Former German Chancellor Schröder was only willing to approve a low-interest loan of about 1 billion for construction of the A380 on the condition that Hamburg would gain an adequate share of the aircraft's production. In fact, German EADS Supervisory Board Chairman Manfred Bischoff even threatened to withdraw Germany's support for the project altogether. "You can't possibly believe that this plane will ever fly unless key parts are produced in Germany," he warned the then Co-Chairman Jean-Luc Lagardère.
And Bischoff's threat worked. Hamburg seemed to have won, even if it came at the expense of the company. It would have made more economic sense to assemble the giant plane in a single location. As compensation, Hamburg could have been awarded the production of the smaller A320.
As long as business went well, Airbus could afford these politically motivated decisions. But all that has changed as the entire company suffers from the problems facing the giant aircraft. If the company is forced to spend more money on and assign even more engineers to the A380 project, it will lack the necessary experts and funds to develop other aircraft models. Management is at a loss. The Airbus board apparently isn't exactly sure how much money and time the A380 will consume, nor can it accurately predict when the first aircraft will be ready for delivery. For this reason, at a meeting last Friday the supervisory board adopted a resolution to do nothing for the time being. In fact, it didn't even set a date for its next meeting.
Things couldn't be worse for Airbus. Until it resolves its problems with the A380, the company will be essentially crippled and unable to launch any major new projects. And this at a time when management should, in fact, be turning its attention to the new A350 jet -- a product meant to compete with Boeing's new long-range, fuel-efficient passenger liner, the 787.
No influence for Russia
The company can expect even more squabbling once Airbus CEO Streiff completes his restructuring plan.
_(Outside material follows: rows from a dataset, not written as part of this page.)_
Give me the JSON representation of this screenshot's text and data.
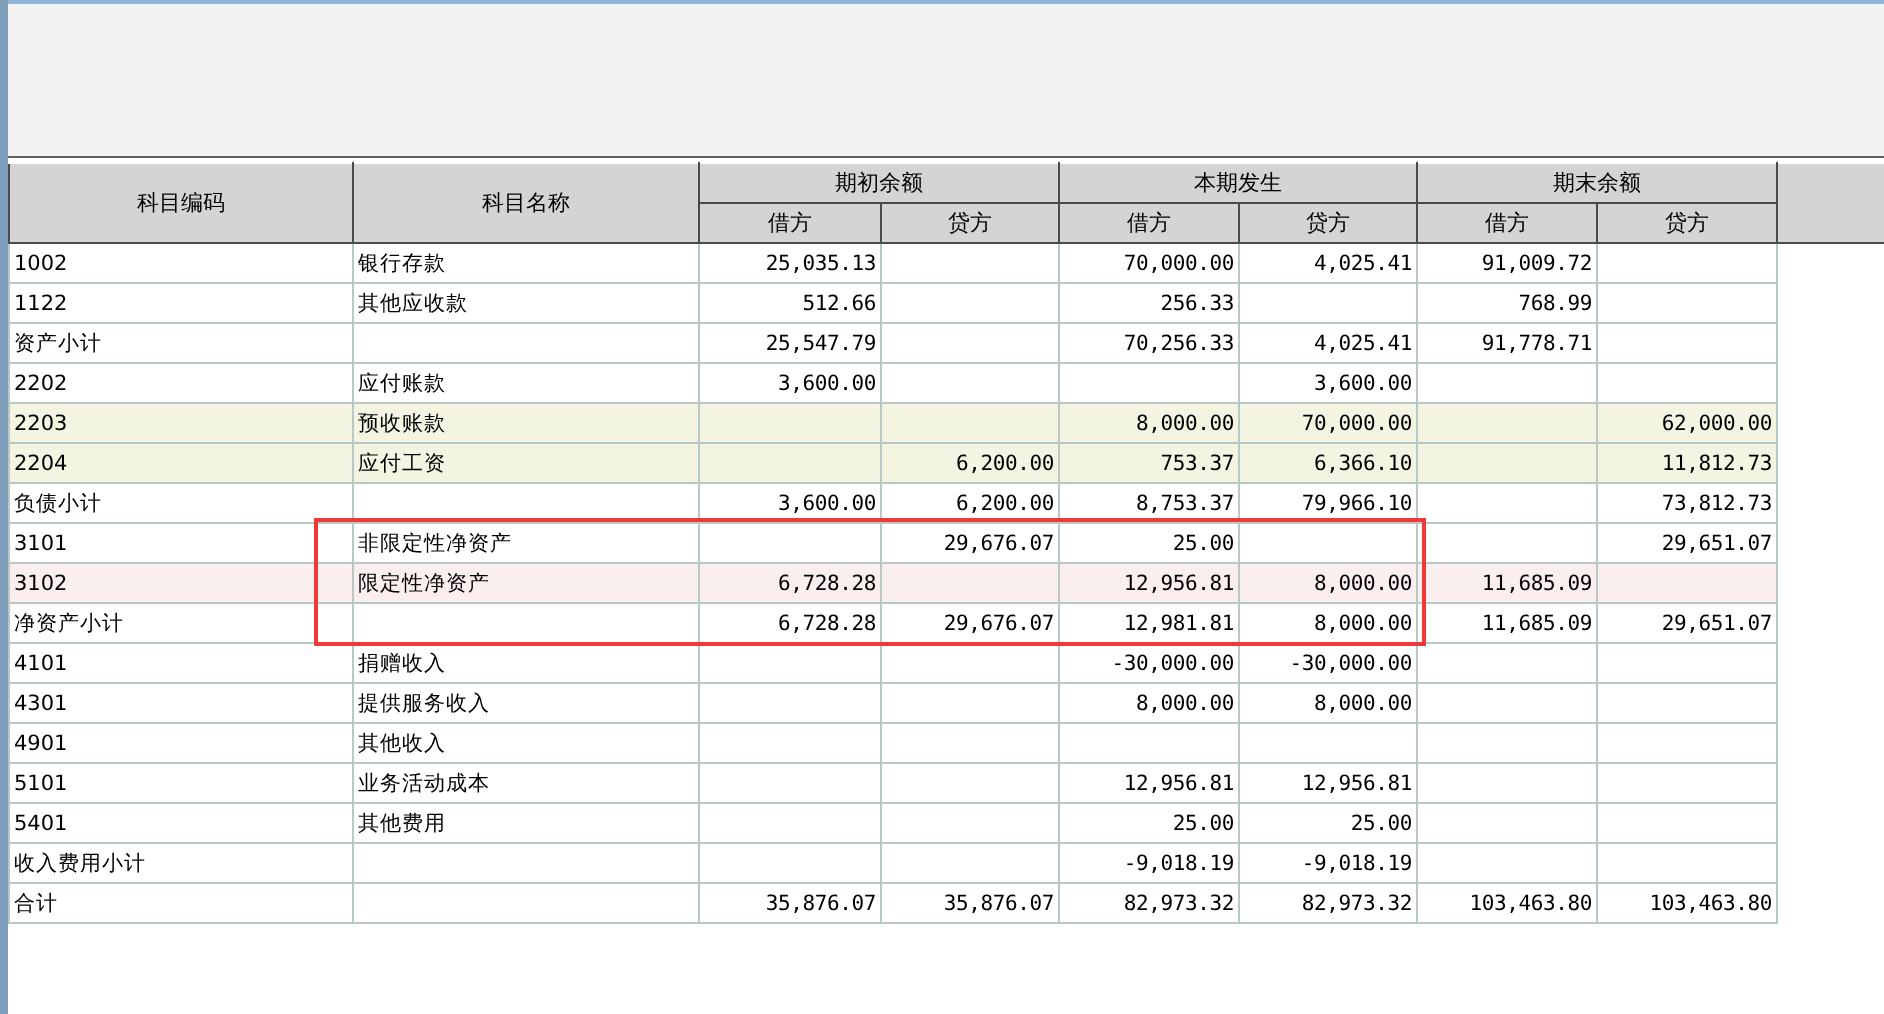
{
  "table": {
    "columns": [
      {
        "label": "科目编码"
      },
      {
        "label": "科目名称"
      },
      {
        "label": "期初余额",
        "children": [
          "借方",
          "贷方"
        ]
      },
      {
        "label": "本期发生",
        "children": [
          "借方",
          "贷方"
        ]
      },
      {
        "label": "期末余额",
        "children": [
          "借方",
          "贷方"
        ]
      }
    ],
    "rows": [
      {
        "code": "1002",
        "name": "银行存款",
        "color": "#ffffff",
        "highlighted": false,
        "values": {
          "opening_debit": "25,035.13",
          "period_debit": "70,000.00",
          "period_credit": "4,025.41",
          "closing_debit": "91,009.72"
        }
      },
      {
        "code": "1122",
        "name": "其他应收款",
        "color": "#ffffff",
        "highlighted": false,
        "values": {
          "opening_debit": "512.66",
          "period_debit": "256.33",
          "closing_debit": "768.99"
        }
      },
      {
        "code": "资产小计",
        "color": "#ffffff",
        "highlighted": false,
        "values": {
          "opening_debit": "25,547.79",
          "period_debit": "70,256.33",
          "period_credit": "4,025.41",
          "closing_debit": "91,778.71"
        }
      },
      {
        "code": "2202",
        "name": "应付账款",
        "color": "#ffffff",
        "highlighted": false,
        "values": {
          "opening_debit": "3,600.00",
          "period_credit": "3,600.00"
        }
      },
      {
        "code": "2203",
        "name": "预收账款",
        "color": "#f3f4e2",
        "highlighted": false,
        "values": {
          "period_debit": "8,000.00",
          "period_credit": "70,000.00",
          "closing_credit": "62,000.00"
        }
      },
      {
        "code": "2204",
        "name": "应付工资",
        "color": "#f3f4e2",
        "highlighted": false,
        "values": {
          "opening_credit": "6,200.00",
          "period_debit": "753.37",
          "period_credit": "6,366.10",
          "closing_credit": "11,812.73"
        }
      },
      {
        "code": "负债小计",
        "color": "#ffffff",
        "highlighted": false,
        "values": {
          "opening_debit": "3,600.00",
          "opening_credit": "6,200.00",
          "period_debit": "8,753.37",
          "period_credit": "79,966.10",
          "closing_credit": "73,812.73"
        }
      },
      {
        "code": "3101",
        "name": "非限定性净资产",
        "color": "#ffffff",
        "highlighted": true,
        "values": {
          "opening_credit": "29,676.07",
          "period_debit": "25.00",
          "closing_credit": "29,651.07"
        }
      },
      {
        "code": "3102",
        "name": "限定性净资产",
        "color": "#fbeeee",
        "highlighted": true,
        "values": {
          "opening_debit": "6,728.28",
          "period_debit": "12,956.81",
          "period_credit": "8,000.00",
          "closing_debit": "11,685.09"
        }
      },
      {
        "code": "净资产小计",
        "color": "#ffffff",
        "highlighted": true,
        "values": {
          "opening_debit": "6,728.28",
          "opening_credit": "29,676.07",
          "period_debit": "12,981.81",
          "period_credit": "8,000.00",
          "closing_debit": "11,685.09",
          "closing_credit": "29,651.07"
        }
      },
      {
        "code": "4101",
        "name": "捐赠收入",
        "color": "#ffffff",
        "highlighted": false,
        "values": {
          "period_debit": "-30,000.00",
          "period_credit": "-30,000.00"
        }
      },
      {
        "code": "4301",
        "name": "提供服务收入",
        "color": "#ffffff",
        "highlighted": false,
        "values": {
          "period_debit": "8,000.00",
          "period_credit": "8,000.00"
        }
      },
      {
        "code": "4901",
        "name": "其他收入",
        "color": "#ffffff",
        "highlighted": false
      },
      {
        "code": "5101",
        "name": "业务活动成本",
        "color": "#ffffff",
        "highlighted": false,
        "values": {
          "period_debit": "12,956.81",
          "period_credit": "12,956.81"
        }
      },
      {
        "code": "5401",
        "name": "其他费用",
        "color": "#ffffff",
        "highlighted": false,
        "values": {
          "period_debit": "25.00",
          "period_credit": "25.00"
        }
      },
      {
        "code": "收入费用小计",
        "color": "#ffffff",
        "highlighted": false,
        "values": {
          "period_debit": "-9,018.19",
          "period_credit": "-9,018.19"
        }
      },
      {
        "code": "合计",
        "color": "#ffffff",
        "highlighted": false,
        "values": {
          "opening_debit": "35,876.07",
          "opening_credit": "35,876.07",
          "period_debit": "82,973.32",
          "period_credit": "82,973.32",
          "closing_debit": "103,463.80",
          "closing_credit": "103,463.80"
        }
      }
    ]
  }
}
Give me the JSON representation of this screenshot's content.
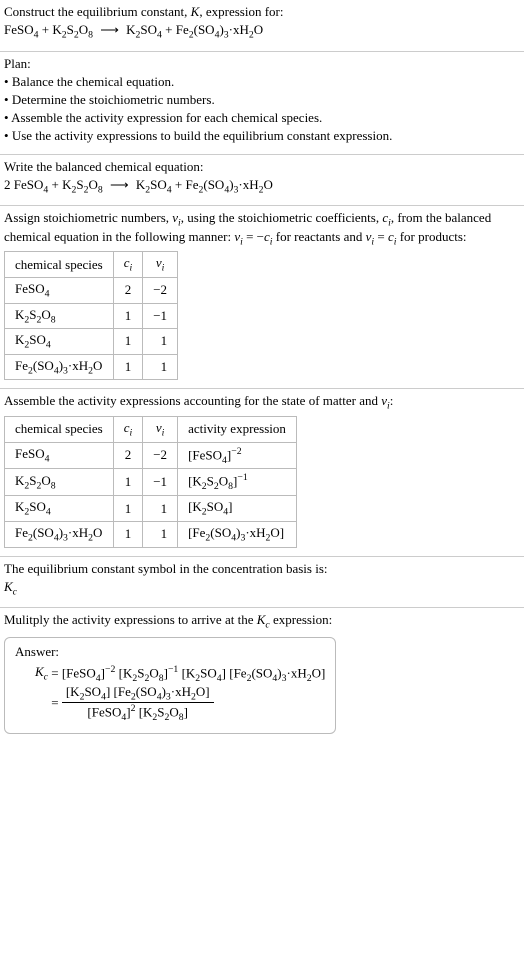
{
  "intro": {
    "line1": "Construct the equilibrium constant, K, expression for:",
    "equation": "FeSO₄ + K₂S₂O₈ ⟶ K₂SO₄ + Fe₂(SO₄)₃·xH₂O"
  },
  "plan": {
    "heading": "Plan:",
    "items": [
      "Balance the chemical equation.",
      "Determine the stoichiometric numbers.",
      "Assemble the activity expression for each chemical species.",
      "Use the activity expressions to build the equilibrium constant expression."
    ]
  },
  "balanced": {
    "heading": "Write the balanced chemical equation:",
    "equation": "2 FeSO₄ + K₂S₂O₈ ⟶ K₂SO₄ + Fe₂(SO₄)₃·xH₂O"
  },
  "stoich": {
    "heading_part1": "Assign stoichiometric numbers, ",
    "heading_part2": ", using the stoichiometric coefficients, ",
    "heading_part3": ", from the balanced chemical equation in the following manner: ",
    "heading_part4": " for reactants and ",
    "heading_part5": " for products:",
    "headers": {
      "species": "chemical species",
      "c": "cᵢ",
      "v": "νᵢ"
    },
    "rows": [
      {
        "species": "FeSO₄",
        "c": "2",
        "v": "−2"
      },
      {
        "species": "K₂S₂O₈",
        "c": "1",
        "v": "−1"
      },
      {
        "species": "K₂SO₄",
        "c": "1",
        "v": "1"
      },
      {
        "species": "Fe₂(SO₄)₃·xH₂O",
        "c": "1",
        "v": "1"
      }
    ]
  },
  "activity": {
    "heading": "Assemble the activity expressions accounting for the state of matter and νᵢ:",
    "headers": {
      "species": "chemical species",
      "c": "cᵢ",
      "v": "νᵢ",
      "act": "activity expression"
    },
    "rows": [
      {
        "species": "FeSO₄",
        "c": "2",
        "v": "−2",
        "act": "[FeSO₄]⁻²"
      },
      {
        "species": "K₂S₂O₈",
        "c": "1",
        "v": "−1",
        "act": "[K₂S₂O₈]⁻¹"
      },
      {
        "species": "K₂SO₄",
        "c": "1",
        "v": "1",
        "act": "[K₂SO₄]"
      },
      {
        "species": "Fe₂(SO₄)₃·xH₂O",
        "c": "1",
        "v": "1",
        "act": "[Fe₂(SO₄)₃·xH₂O]"
      }
    ]
  },
  "symbol": {
    "line1": "The equilibrium constant symbol in the concentration basis is:",
    "value": "K_c"
  },
  "final": {
    "heading": "Mulitply the activity expressions to arrive at the K_c expression:",
    "answer_label": "Answer:",
    "kc": "K_c",
    "rhs1": "[FeSO₄]⁻² [K₂S₂O₈]⁻¹ [K₂SO₄] [Fe₂(SO₄)₃·xH₂O]",
    "frac_num": "[K₂SO₄] [Fe₂(SO₄)₃·xH₂O]",
    "frac_den": "[FeSO₄]² [K₂S₂O₈]"
  }
}
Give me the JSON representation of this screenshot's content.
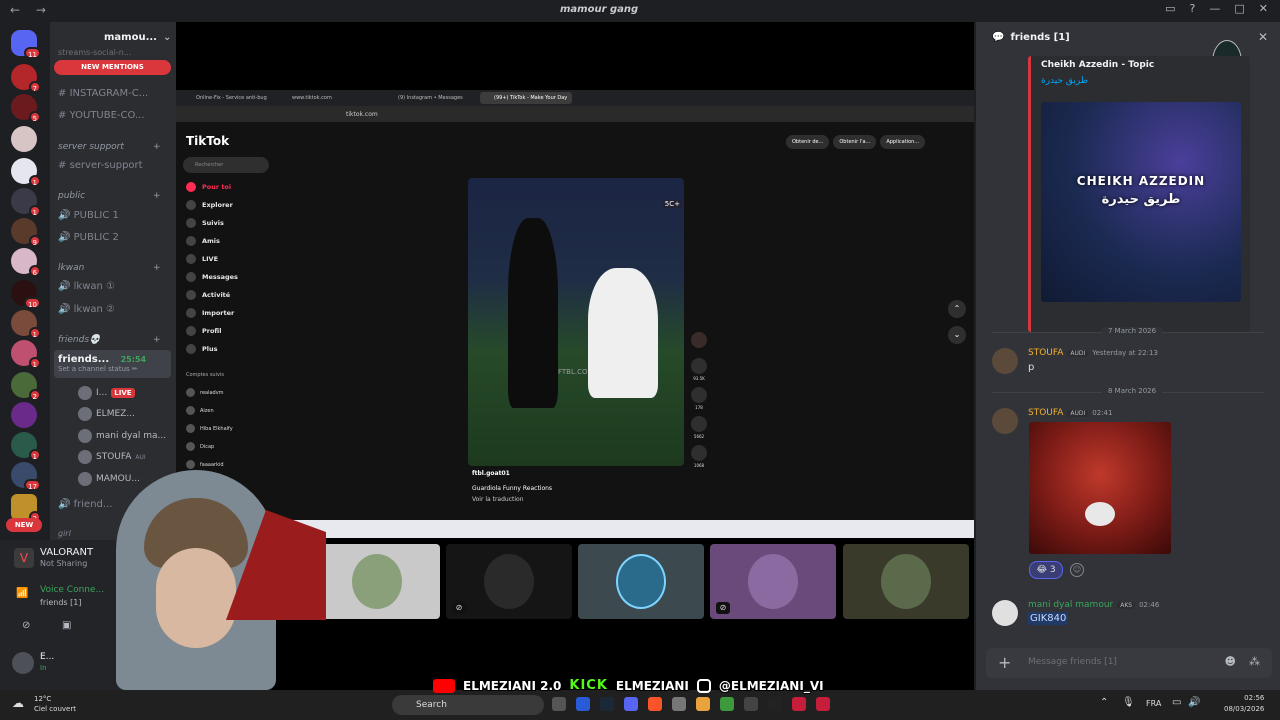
{
  "window": {
    "title": "mamour gang",
    "nav": "← →"
  },
  "server_rail": {
    "badges": [
      "11",
      "7",
      "5",
      "1",
      "1",
      "9",
      "6",
      "10",
      "1",
      "1",
      "2",
      "1",
      "3",
      "1",
      "17",
      "2"
    ]
  },
  "channel_list": {
    "server_name": "mamou...",
    "new_mentions": "NEW MENTIONS",
    "top_text": "streams-social-n...",
    "channels_top": [
      "INSTAGRAM-C...",
      "YOUTUBE-CO..."
    ],
    "category_support": "server support",
    "channel_support": "server-support",
    "category_public": "public",
    "public_channels": [
      "PUBLIC 1",
      "PUBLIC 2"
    ],
    "category_lkwan": "lkwan",
    "lkwan_channels": [
      "lkwan ①",
      "lkwan ②"
    ],
    "category_friends": "friends💀",
    "selected_channel": {
      "name": "friends...",
      "timer": "25:54",
      "status": "Set a channel status ✏"
    },
    "voice_users": [
      {
        "name": "I...",
        "live": "LIVE"
      },
      {
        "name": "ELMEZ..."
      },
      {
        "name": "mani dyal ma..."
      },
      {
        "name": "STOUFA",
        "tag": "AUI"
      },
      {
        "name": "MAMOU..."
      }
    ],
    "friends_channel": "friend...",
    "girl_channel": "girl",
    "new_badge": "NEW"
  },
  "voice_panel": {
    "game": "VALORANT",
    "game_status": "Not Sharing",
    "voice_connected": "Voice Conne...",
    "voice_channel": "friends [1]",
    "user_name": "E...",
    "user_status": "In"
  },
  "browser": {
    "tabs": [
      "Online-Fix - Service anti-bug",
      "www.tiktok.com",
      "(9) Instagram • Messages",
      "(99+) TikTok - Make Your Day"
    ],
    "address": "tiktok.com",
    "top_buttons": [
      "Obtenir de...",
      "Obtenir l'a...",
      "Application..."
    ]
  },
  "tiktok": {
    "logo": "TikTok",
    "search_placeholder": "Rechercher",
    "nav": [
      "Pour toi",
      "Explorer",
      "Suivis",
      "Amis",
      "LIVE",
      "Messages",
      "Activité",
      "Importer",
      "Profil",
      "Plus"
    ],
    "following_header": "Comptes suivis",
    "following": [
      "realadvm",
      "Aizen",
      "Hiba Elkhalfy",
      "Dicap",
      "faaaarkid"
    ],
    "video": {
      "author": "ftbl.goat01",
      "caption": "Guardiola Funny Reactions",
      "translate": "Voir la traduction",
      "watermark": "FTBL.CO",
      "score": "5C+"
    },
    "actions": [
      "93.5K",
      "178",
      "5662",
      "1068"
    ]
  },
  "chat": {
    "channel": "friends [1]",
    "embed": {
      "title": "Cheikh Azzedin - Topic",
      "subtitle": "طريق حيدرة",
      "image_title": "CHEIKH AZZEDIN",
      "image_subtitle": "طريق حيدرة"
    },
    "date1": "7 March 2026",
    "msg1": {
      "author": "STOUFA",
      "tag": "AUDI",
      "time": "Yesterday at 22:13",
      "text": "p"
    },
    "date2": "8 March 2026",
    "msg2": {
      "author": "STOUFA",
      "tag": "AUDI",
      "time": "02:41",
      "reaction_count": "3"
    },
    "msg3": {
      "author": "mani dyal mamour",
      "tag": "AKS",
      "time": "02:46",
      "text": "GIK840"
    },
    "composer_placeholder": "Message friends [1]",
    "colors": {
      "stoufa": "#f0b232",
      "mani": "#3ba55c"
    }
  },
  "taskbar": {
    "weather_temp": "12°C",
    "weather_desc": "Ciel couvert",
    "search": "Search",
    "lang": "FRA",
    "time": "02:56",
    "date": "08/03/2026"
  },
  "overlay": {
    "youtube": "ELMEZIANI 2.0",
    "kick_logo": "KICK",
    "kick": "ELMEZIANI",
    "instagram": "@ELMEZIANI_VI"
  }
}
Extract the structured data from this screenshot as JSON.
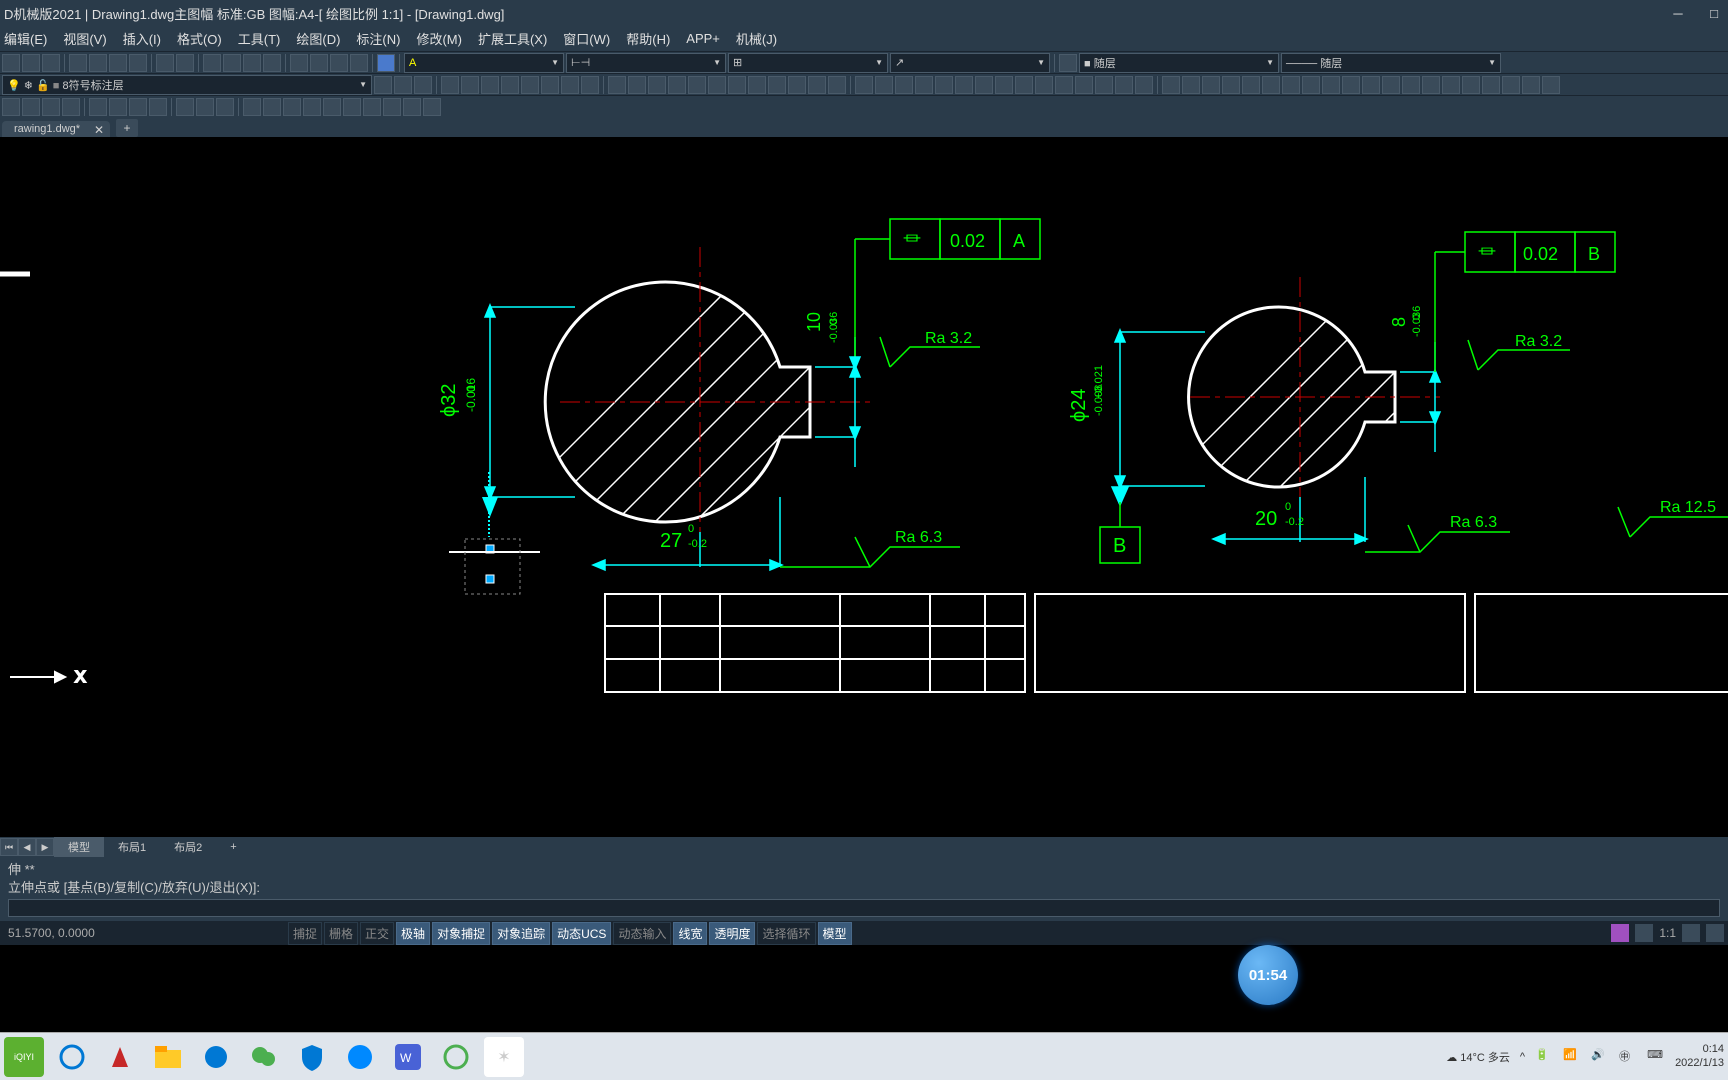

The plan will likely call for work on the A380, now carefully distributed among plants in Germany, Spain, France and Great Britain, to be concentrated in fewer plants -- a move that would almost certainly be met with energetic intervention by cabinet ministers and heads of state.
Airbus would stand the best chance of emerging from its crisis if it were transformed into a conventional stock corporation, and if the French and Spanish governments would withdraw from the consortium. The company could then build its aircraft in its most productive factories and reward its employees based on performance, not nationality.
Although this remains only a remote possibility for Airbus, German Chancellor Angela Merkel apparently did manage to achieve a minor coup at a meeting two Saturdays ago with French President Jacques Chirac and Russian President Vladimir Putin by putting a stop to even greater political influence over Airbus.
Ahead of the meeting, the Russians had signaled their interest in acquiring a larger share in EADS, which could provide them with a blocking minority. That option was apparently off the table when the meeting ended and a stone-faced Putin announced that his country sees its involvement in EADS purely as a financial investment.
By Dinah Deckstein, Konstantin von Hammerstein, Dietmar Hawranek, and Gunther Latsch
Translated from the German by Christopher Sultan
© SPIEGEL ONLINE 2006
All Rights Reserved
Reproduction only allowed with the permission of SPIEGELnet GmbH